All hail DigCleft, the mighty shovel once known as StabWhisper, whose reforged might hath smote the earth and paved way for great travel and expedited 2-day shipping on purchases of $20 or greater!
Elsewhere in town, a history of DigCleft is posted.

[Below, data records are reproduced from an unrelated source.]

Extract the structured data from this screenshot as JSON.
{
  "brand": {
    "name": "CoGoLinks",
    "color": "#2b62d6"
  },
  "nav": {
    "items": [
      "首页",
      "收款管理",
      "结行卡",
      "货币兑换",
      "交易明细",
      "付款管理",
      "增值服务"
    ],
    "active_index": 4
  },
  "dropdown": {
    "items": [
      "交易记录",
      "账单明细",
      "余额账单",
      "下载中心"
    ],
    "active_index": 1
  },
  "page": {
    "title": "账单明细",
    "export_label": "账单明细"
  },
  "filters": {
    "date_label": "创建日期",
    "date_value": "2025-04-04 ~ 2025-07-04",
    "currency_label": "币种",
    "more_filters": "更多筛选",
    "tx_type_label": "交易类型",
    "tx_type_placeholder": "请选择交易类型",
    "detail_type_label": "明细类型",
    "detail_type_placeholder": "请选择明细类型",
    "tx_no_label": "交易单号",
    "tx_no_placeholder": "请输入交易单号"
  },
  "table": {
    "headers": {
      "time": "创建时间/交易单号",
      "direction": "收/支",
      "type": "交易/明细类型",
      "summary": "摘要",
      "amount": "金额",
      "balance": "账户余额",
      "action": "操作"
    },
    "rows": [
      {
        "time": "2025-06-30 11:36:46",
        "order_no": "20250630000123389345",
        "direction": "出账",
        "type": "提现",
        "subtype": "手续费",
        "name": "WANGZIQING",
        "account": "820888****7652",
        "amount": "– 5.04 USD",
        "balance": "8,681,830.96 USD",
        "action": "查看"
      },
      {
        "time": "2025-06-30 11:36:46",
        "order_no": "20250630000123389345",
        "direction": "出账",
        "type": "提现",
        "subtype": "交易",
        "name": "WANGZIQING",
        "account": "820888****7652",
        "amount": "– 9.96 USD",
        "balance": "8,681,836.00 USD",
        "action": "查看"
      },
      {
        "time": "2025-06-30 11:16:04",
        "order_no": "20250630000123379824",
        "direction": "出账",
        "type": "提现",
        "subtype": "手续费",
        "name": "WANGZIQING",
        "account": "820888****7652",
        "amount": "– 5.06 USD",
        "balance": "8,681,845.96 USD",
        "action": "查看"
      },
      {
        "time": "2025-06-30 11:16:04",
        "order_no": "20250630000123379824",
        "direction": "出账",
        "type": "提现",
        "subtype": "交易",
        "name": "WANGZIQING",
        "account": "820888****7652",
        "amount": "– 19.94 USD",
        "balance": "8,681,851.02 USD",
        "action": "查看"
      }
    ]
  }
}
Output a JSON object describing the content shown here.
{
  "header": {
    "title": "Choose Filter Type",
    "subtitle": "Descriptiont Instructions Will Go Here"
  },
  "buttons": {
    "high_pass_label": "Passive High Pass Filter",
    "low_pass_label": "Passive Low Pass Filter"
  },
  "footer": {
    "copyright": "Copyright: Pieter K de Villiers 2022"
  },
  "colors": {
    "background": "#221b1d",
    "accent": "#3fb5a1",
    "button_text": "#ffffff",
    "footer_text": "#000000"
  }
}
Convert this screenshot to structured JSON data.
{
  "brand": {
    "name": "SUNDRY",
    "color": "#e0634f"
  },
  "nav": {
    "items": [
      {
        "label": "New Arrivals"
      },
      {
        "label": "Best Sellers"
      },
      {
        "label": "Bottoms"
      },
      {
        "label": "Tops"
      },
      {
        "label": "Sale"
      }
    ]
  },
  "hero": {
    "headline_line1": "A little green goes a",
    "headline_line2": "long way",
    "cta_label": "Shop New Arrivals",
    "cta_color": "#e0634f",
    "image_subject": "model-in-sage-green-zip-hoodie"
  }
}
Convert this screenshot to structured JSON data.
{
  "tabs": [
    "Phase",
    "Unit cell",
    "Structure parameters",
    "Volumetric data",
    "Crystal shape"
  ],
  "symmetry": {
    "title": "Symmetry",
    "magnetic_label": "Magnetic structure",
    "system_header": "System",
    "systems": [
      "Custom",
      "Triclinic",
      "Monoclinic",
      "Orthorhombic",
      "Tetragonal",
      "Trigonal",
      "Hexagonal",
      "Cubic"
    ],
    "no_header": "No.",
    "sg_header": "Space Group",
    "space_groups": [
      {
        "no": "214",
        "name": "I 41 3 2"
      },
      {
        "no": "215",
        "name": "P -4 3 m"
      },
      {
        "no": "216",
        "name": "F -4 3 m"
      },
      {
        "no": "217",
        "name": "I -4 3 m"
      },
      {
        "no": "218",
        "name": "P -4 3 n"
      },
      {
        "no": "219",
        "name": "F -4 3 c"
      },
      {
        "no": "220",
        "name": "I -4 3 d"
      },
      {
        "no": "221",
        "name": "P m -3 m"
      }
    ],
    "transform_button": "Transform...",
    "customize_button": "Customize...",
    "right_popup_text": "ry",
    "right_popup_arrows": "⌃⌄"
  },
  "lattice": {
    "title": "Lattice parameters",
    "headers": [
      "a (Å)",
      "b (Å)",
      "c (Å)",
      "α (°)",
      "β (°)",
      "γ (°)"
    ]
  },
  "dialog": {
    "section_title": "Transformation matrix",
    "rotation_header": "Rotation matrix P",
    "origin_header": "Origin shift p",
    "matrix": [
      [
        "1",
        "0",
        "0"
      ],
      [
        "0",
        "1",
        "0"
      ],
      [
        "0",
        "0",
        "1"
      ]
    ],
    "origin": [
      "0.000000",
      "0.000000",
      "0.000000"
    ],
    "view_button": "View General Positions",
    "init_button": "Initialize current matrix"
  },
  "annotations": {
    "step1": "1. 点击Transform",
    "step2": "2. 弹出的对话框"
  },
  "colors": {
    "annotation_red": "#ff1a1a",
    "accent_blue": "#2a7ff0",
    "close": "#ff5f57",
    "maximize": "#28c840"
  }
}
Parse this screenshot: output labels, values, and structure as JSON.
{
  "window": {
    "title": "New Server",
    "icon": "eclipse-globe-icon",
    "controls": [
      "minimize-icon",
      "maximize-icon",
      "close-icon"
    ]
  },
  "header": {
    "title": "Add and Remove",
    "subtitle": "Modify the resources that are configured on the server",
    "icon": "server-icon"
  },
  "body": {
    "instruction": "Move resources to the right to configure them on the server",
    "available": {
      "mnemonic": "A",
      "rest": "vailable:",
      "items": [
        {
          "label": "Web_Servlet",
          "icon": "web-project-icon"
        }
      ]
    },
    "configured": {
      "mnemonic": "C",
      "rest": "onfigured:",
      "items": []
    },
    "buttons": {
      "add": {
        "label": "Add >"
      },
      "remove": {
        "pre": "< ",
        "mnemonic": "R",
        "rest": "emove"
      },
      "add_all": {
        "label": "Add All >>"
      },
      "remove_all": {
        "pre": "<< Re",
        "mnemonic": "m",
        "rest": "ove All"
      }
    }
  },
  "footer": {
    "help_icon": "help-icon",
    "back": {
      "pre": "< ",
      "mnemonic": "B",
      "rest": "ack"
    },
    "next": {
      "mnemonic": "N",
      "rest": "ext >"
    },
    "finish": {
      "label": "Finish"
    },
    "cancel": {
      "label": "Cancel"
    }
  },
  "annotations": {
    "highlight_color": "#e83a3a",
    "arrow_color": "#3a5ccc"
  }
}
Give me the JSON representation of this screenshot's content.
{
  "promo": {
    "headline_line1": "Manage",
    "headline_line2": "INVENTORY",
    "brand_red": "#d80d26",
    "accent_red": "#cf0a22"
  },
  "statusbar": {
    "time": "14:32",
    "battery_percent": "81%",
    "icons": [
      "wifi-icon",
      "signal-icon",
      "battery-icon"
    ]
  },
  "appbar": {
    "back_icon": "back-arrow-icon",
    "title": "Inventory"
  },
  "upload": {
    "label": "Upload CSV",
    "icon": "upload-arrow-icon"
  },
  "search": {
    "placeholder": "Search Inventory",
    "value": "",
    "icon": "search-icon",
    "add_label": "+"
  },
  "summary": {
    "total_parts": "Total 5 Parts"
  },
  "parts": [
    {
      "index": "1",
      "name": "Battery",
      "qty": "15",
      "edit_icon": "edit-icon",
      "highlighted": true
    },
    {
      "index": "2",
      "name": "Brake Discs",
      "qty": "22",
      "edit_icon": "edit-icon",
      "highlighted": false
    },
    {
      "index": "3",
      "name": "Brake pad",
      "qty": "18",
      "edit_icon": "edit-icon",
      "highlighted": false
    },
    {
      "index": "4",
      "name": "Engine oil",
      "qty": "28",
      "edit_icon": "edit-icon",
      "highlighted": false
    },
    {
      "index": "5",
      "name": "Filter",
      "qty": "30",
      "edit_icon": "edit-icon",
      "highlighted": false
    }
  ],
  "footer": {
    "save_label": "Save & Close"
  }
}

After the fall of the Bug King it was not long before the Bug Slayer left Garbendorg in search of new adventure. Legend tells that nearly a century later, a man was found near the city limits caked in mud and reeking of sea water. The man claimed to be the son of the Bug Slayer, sent here to build ties between Garbendorg and the exotic cities through which the Bug Slayer had traveled and begin a new era of commerce and expansion. He carried with him DigCleft, a resplendent shovel he said to be StabWhisper reformatted for a new age. Following his example, the warriors of the village turned their blades into tools, and a new era of trade and exploration began.
Since we had a slums district, we figured we also needed a rich district. We decided the rich district should be on a high plateau overlooking the city, so we built a mountain. However, our plans were altered by a chance occurrence just as I was finishing the stairs leading up to it. To grief me, Ben decided to pour water from the top of the stairs, washing me back to the bottom. As I looked at the waterfall on the stairs, I said to him “This kind of looks like a face is vomiting everywhere. OH MY GOD I WILL MAKE A FACE SURROUNDING THE STAIRS”:
Of course, long before I finished the face, we realized this could no longer be the rich district. This would be the haunted district, and we would call it Hollow Mountain. Hollow Mountain features a graveyard, the home of the Count of Garbendorg (it’s inside the face), and an incredible story-telling tower:
We started getting more ideas for sections to add to the town. I created a frozen canal district, at the center of which is a snowman flipping off the slums:
REAGANOTH: God of winter and disdain for the poor. Mortal enemy of Credotir. Some scholars believe that it is REAGANOTH’S overwhelming hatred for the impoverished that fuels the permanent winter of the canal district.
The canal district sits on the edge of the slums district, and it has a half-frozen waterfall leaking into the slums. Someone added some sponges to hold back the water, and a sign:
Only the sponge holds back REAGANOTH’S mighty wrath.
Another sign is hidden amongst the stones.
We cannot be stopped. Justice shall trickle down.
Then there’s TREEBOR:
TREEBOR: GOD OF ALL THINGS MANLY
NATURE? VERY MANLY! TREEBOR IS GOD OF ALL THINGS NATURE!
WEIGHTLIFTING? YES! MANLY, IF WEIGHTS ARE NOT MADE OF WOOD!
WOMEN? ONLY IF THEY ARE VIRGINS! OTHERWISE NO!
LEGS? TREEBOR WOULD NEVER WISH FOR SUCH UNMANLINESS
TREEBOR? YES! TREEBOR IS GOD OF TREEBOR!
The last of the four gods is an hourglass:
PROCRASTINATIUS: God of college students. Believed to be one of the guiding forces behind the creation of Garbendorg and its many glorious structures.
There’s a lot more content in the town I promise I’ll get around to sharing (this is less than a fifth of what’s been created), but that’s probably enough for now. I’ve also got a boatload of thoughts about how this connects to art and expression, and I’m beginning to question whether this is even a video game at all, but rather a highly simplified design tool. I’ll explore those concepts later, though. For now, I just hope I’ve piqued your interest.